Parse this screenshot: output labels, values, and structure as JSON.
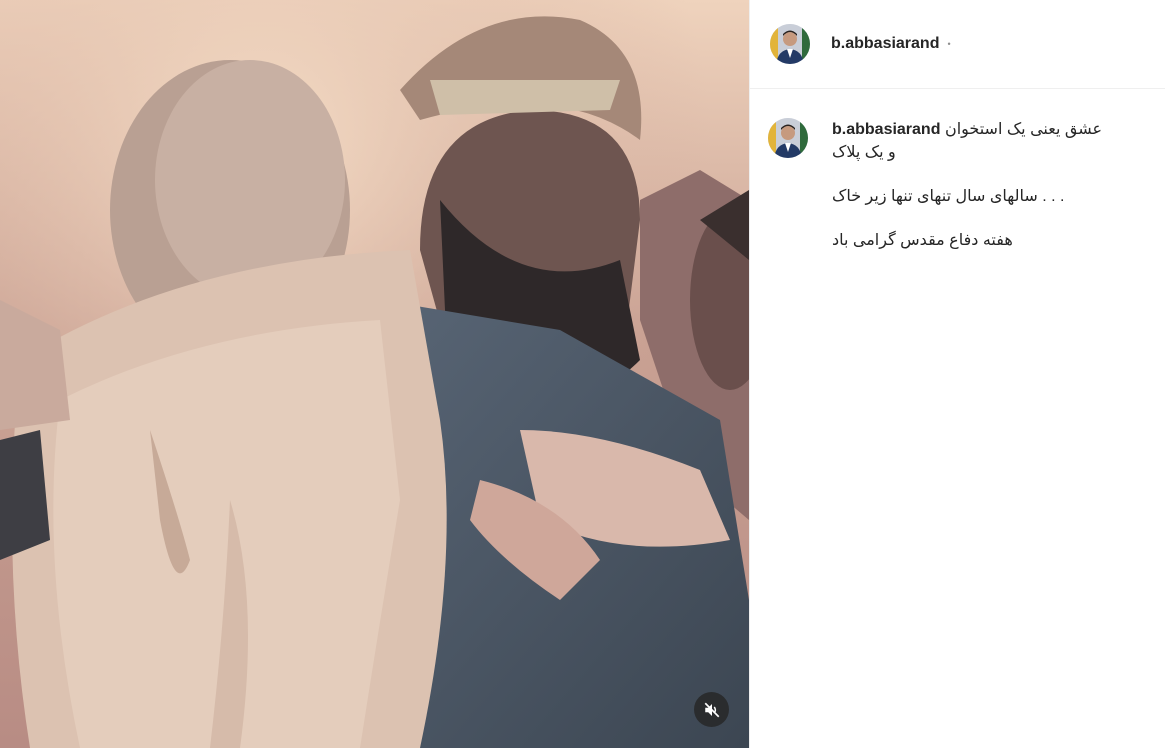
{
  "post": {
    "author": {
      "username": "b.abbasiarand",
      "separator_dot": "•"
    },
    "caption": {
      "username": "b.abbasiarand",
      "first_text": "عشق یعنی یک استخوان",
      "second_text": "و یک پلاک",
      "line2": "سالهای سال تنهای تنها زیر خاک . . .",
      "line3": "هفته دفاع مقدس گرامی باد"
    }
  },
  "media": {
    "type": "video",
    "muted": true,
    "mute_icon": "speaker-muted-icon"
  },
  "colors": {
    "text_primary": "#262626",
    "divider": "#efefef",
    "mute_button_bg": "#262626"
  }
}
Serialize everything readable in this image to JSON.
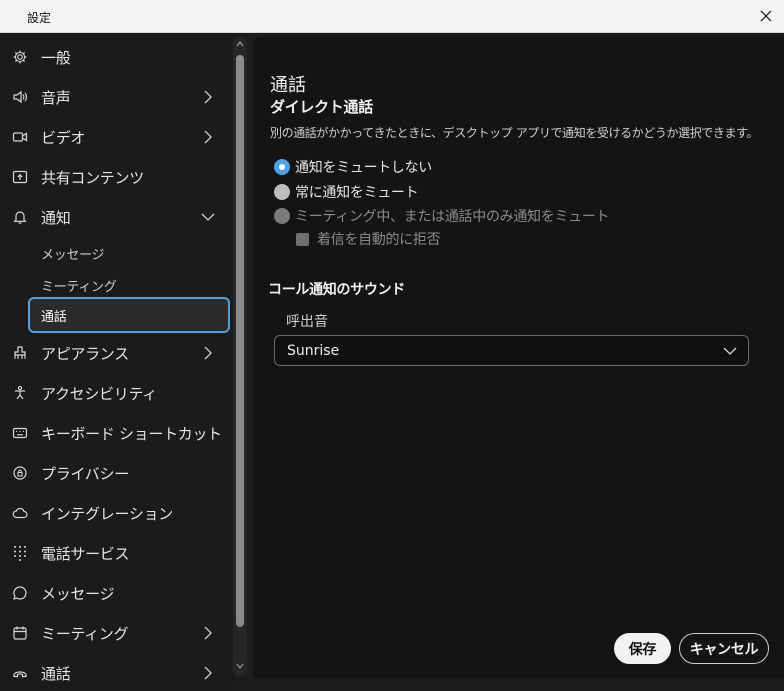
{
  "window": {
    "title": "設定"
  },
  "sidebar": {
    "items": [
      {
        "label": "一般",
        "icon": "gear-icon",
        "has_submenu": false
      },
      {
        "label": "音声",
        "icon": "speaker-icon",
        "has_submenu": true
      },
      {
        "label": "ビデオ",
        "icon": "video-icon",
        "has_submenu": true
      },
      {
        "label": "共有コンテンツ",
        "icon": "share-screen-icon",
        "has_submenu": false
      },
      {
        "label": "通知",
        "icon": "bell-icon",
        "has_submenu": true,
        "expanded": true
      },
      {
        "label": "アピアランス",
        "icon": "appearance-icon",
        "has_submenu": true
      },
      {
        "label": "アクセシビリティ",
        "icon": "accessibility-icon",
        "has_submenu": false
      },
      {
        "label": "キーボード ショートカット",
        "icon": "keyboard-icon",
        "has_submenu": false
      },
      {
        "label": "プライバシー",
        "icon": "privacy-icon",
        "has_submenu": false
      },
      {
        "label": "インテグレーション",
        "icon": "cloud-icon",
        "has_submenu": false
      },
      {
        "label": "電話サービス",
        "icon": "dialpad-icon",
        "has_submenu": false
      },
      {
        "label": "メッセージ",
        "icon": "chat-icon",
        "has_submenu": false
      },
      {
        "label": "ミーティング",
        "icon": "calendar-icon",
        "has_submenu": true
      },
      {
        "label": "通話",
        "icon": "phone-icon",
        "has_submenu": true
      }
    ],
    "notification_subitems": [
      {
        "label": "メッセージ",
        "active": false
      },
      {
        "label": "ミーティング",
        "active": false
      },
      {
        "label": "通話",
        "active": true
      }
    ]
  },
  "main": {
    "title": "通話",
    "section_title": "ダイレクト通話",
    "description": "別の通話がかかってきたときに、デスクトップ アプリで通知を受けるかどうか選択できます。",
    "radio_options": [
      {
        "label": "通知をミュートしない",
        "selected": true,
        "disabled": false
      },
      {
        "label": "常に通知をミュート",
        "selected": false,
        "disabled": false
      },
      {
        "label": "ミーティング中、または通話中のみ通知をミュート",
        "selected": false,
        "disabled": true
      }
    ],
    "checkbox": {
      "label": "着信を自動的に拒否",
      "checked": false,
      "disabled": true
    },
    "sound_section_title": "コール通知のサウンド",
    "ringtone_label": "呼出音",
    "ringtone_value": "Sunrise"
  },
  "footer": {
    "save_label": "保存",
    "cancel_label": "キャンセル"
  },
  "colors": {
    "accent": "#4aa3e8",
    "background": "#141414",
    "sidebar": "#1b1b1b",
    "titlebar": "#f3f3f3"
  }
}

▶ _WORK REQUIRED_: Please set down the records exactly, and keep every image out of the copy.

▶ _REPLY TO THE EXERCISE_:
Parse this screenshot: output labels, values, and structure as JSON.
{
  "post": {
    "author": {
      "username": "b.abbasiarand",
      "separator_dot": "•"
    },
    "caption": {
      "username": "b.abbasiarand",
      "first_text": "عشق یعنی یک استخوان",
      "second_text": "و یک پلاک",
      "line2": "سالهای سال تنهای تنها زیر خاک . . .",
      "line3": "هفته دفاع مقدس گرامی باد"
    }
  },
  "media": {
    "type": "video",
    "muted": true,
    "mute_icon": "speaker-muted-icon"
  },
  "colors": {
    "text_primary": "#262626",
    "divider": "#efefef",
    "mute_button_bg": "#262626"
  }
}
Serialize everything readable in this image to JSON.
{
  "window": {
    "title": "設定"
  },
  "sidebar": {
    "items": [
      {
        "label": "一般",
        "icon": "gear-icon",
        "has_submenu": false
      },
      {
        "label": "音声",
        "icon": "speaker-icon",
        "has_submenu": true
      },
      {
        "label": "ビデオ",
        "icon": "video-icon",
        "has_submenu": true
      },
      {
        "label": "共有コンテンツ",
        "icon": "share-screen-icon",
        "has_submenu": false
      },
      {
        "label": "通知",
        "icon": "bell-icon",
        "has_submenu": true,
        "expanded": true
      },
      {
        "label": "アピアランス",
        "icon": "appearance-icon",
        "has_submenu": true
      },
      {
        "label": "アクセシビリティ",
        "icon": "accessibility-icon",
        "has_submenu": false
      },
      {
        "label": "キーボード ショートカット",
        "icon": "keyboard-icon",
        "has_submenu": false
      },
      {
        "label": "プライバシー",
        "icon": "privacy-icon",
        "has_submenu": false
      },
      {
        "label": "インテグレーション",
        "icon": "cloud-icon",
        "has_submenu": false
      },
      {
        "label": "電話サービス",
        "icon": "dialpad-icon",
        "has_submenu": false
      },
      {
        "label": "メッセージ",
        "icon": "chat-icon",
        "has_submenu": false
      },
      {
        "label": "ミーティング",
        "icon": "calendar-icon",
        "has_submenu": true
      },
      {
        "label": "通話",
        "icon": "phone-icon",
        "has_submenu": true
      }
    ],
    "notification_subitems": [
      {
        "label": "メッセージ",
        "active": false
      },
      {
        "label": "ミーティング",
        "active": false
      },
      {
        "label": "通話",
        "active": true
      }
    ]
  },
  "main": {
    "title": "通話",
    "section_title": "ダイレクト通話",
    "description": "別の通話がかかってきたときに、デスクトップ アプリで通知を受けるかどうか選択できます。",
    "radio_options": [
      {
        "label": "通知をミュートしない",
        "selected": true,
        "disabled": false
      },
      {
        "label": "常に通知をミュート",
        "selected": false,
        "disabled": false
      },
      {
        "label": "ミーティング中、または通話中のみ通知をミュート",
        "selected": false,
        "disabled": true
      }
    ],
    "checkbox": {
      "label": "着信を自動的に拒否",
      "checked": false,
      "disabled": true
    },
    "sound_section_title": "コール通知のサウンド",
    "ringtone_label": "呼出音",
    "ringtone_value": "Sunrise"
  },
  "footer": {
    "save_label": "保存",
    "cancel_label": "キャンセル"
  },
  "colors": {
    "accent": "#4aa3e8",
    "background": "#141414",
    "sidebar": "#1b1b1b",
    "titlebar": "#f3f3f3"
  }
}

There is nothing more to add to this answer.